### Task item:
Only the lines holding "queens" are wanted; find them in the listing and return each one.

### Record set:
== Segment start ==
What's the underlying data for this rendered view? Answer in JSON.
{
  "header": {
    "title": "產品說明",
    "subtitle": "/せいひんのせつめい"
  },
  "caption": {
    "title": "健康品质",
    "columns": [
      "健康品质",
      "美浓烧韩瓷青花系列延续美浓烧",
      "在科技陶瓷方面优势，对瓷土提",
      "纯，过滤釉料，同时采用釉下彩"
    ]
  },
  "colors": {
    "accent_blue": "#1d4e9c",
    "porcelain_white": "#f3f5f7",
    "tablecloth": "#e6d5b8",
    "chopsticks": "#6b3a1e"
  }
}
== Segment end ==
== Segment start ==
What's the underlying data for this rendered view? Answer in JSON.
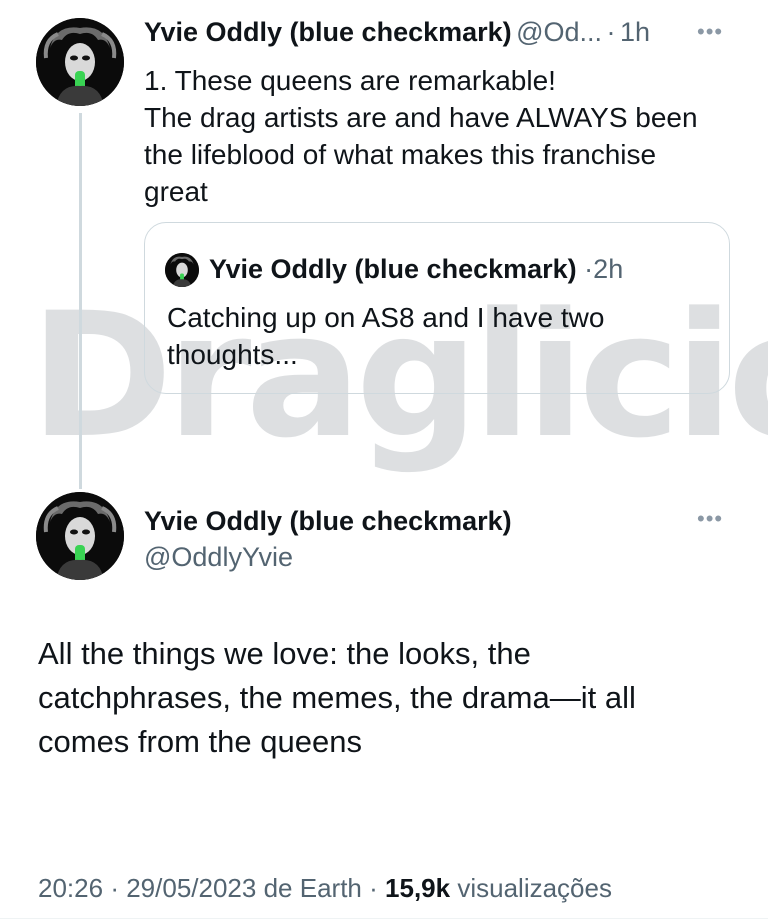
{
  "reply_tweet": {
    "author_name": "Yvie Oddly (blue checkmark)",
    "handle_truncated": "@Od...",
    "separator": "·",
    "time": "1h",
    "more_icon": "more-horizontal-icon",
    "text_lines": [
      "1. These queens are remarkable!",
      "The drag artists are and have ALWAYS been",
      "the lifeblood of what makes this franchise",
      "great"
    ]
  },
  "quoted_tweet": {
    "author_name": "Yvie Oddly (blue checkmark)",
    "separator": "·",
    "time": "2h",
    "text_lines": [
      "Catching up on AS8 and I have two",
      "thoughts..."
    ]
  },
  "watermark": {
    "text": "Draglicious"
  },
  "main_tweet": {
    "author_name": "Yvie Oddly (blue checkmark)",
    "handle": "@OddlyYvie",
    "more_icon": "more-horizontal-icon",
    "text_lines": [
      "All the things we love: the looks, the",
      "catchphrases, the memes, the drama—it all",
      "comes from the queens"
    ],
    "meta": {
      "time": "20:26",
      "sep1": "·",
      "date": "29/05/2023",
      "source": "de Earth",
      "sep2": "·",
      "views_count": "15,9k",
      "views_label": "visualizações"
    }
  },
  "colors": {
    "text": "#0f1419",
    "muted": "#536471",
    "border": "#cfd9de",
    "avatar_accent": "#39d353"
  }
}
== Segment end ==
### Task answer:
      "1. These queens are remarkable!",
      "comes from the queens"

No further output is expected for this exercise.